• [Exercise prompt]
With the pictures set aside, write out all of the data exactly as it stands.
*** Data records ***
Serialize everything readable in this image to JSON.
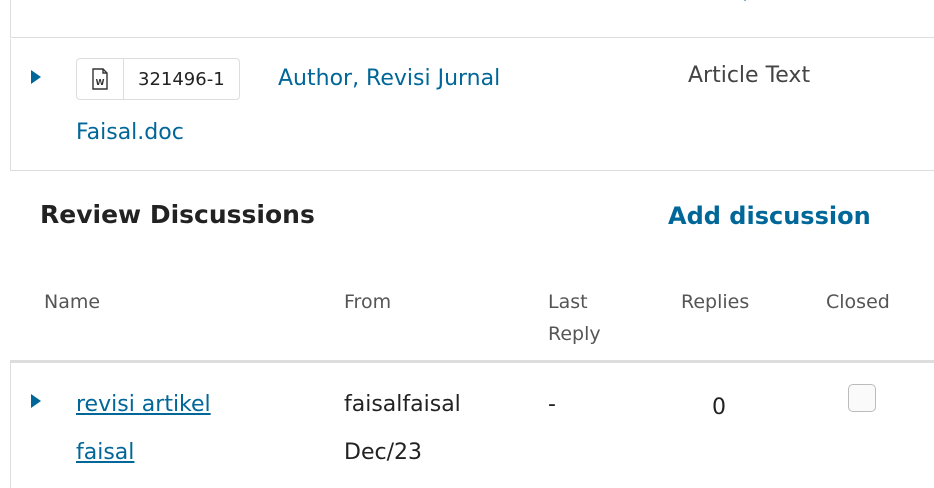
{
  "file": {
    "file_id": "321496-1",
    "file_name_line1": "Author, Revisi Jurnal",
    "file_name_line2": "Faisal.doc",
    "file_type": "Article Text",
    "icon": "word-document-icon"
  },
  "discussions": {
    "title": "Review Discussions",
    "add_label": "Add discussion",
    "columns": {
      "name": "Name",
      "from": "From",
      "last_reply_line1": "Last",
      "last_reply_line2": "Reply",
      "replies": "Replies",
      "closed": "Closed"
    },
    "rows": [
      {
        "name_line1": "revisi artikel",
        "name_line2": "faisal",
        "from_line1": "faisalfaisal",
        "from_line2": "Dec/23",
        "last_reply": "-",
        "replies": "0",
        "closed": false
      }
    ]
  },
  "colors": {
    "link": "#006798",
    "border": "#dddddd"
  }
}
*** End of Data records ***
• [Exercise output]
Serialize everything readable in this image to JSON.
{
  "file": {
    "file_id": "321496-1",
    "file_name_line1": "Author, Revisi Jurnal",
    "file_name_line2": "Faisal.doc",
    "file_type": "Article Text",
    "icon": "word-document-icon"
  },
  "discussions": {
    "title": "Review Discussions",
    "add_label": "Add discussion",
    "columns": {
      "name": "Name",
      "from": "From",
      "last_reply_line1": "Last",
      "last_reply_line2": "Reply",
      "replies": "Replies",
      "closed": "Closed"
    },
    "rows": [
      {
        "name_line1": "revisi artikel",
        "name_line2": "faisal",
        "from_line1": "faisalfaisal",
        "from_line2": "Dec/23",
        "last_reply": "-",
        "replies": "0",
        "closed": false
      }
    ]
  },
  "colors": {
    "link": "#006798",
    "border": "#dddddd"
  }
}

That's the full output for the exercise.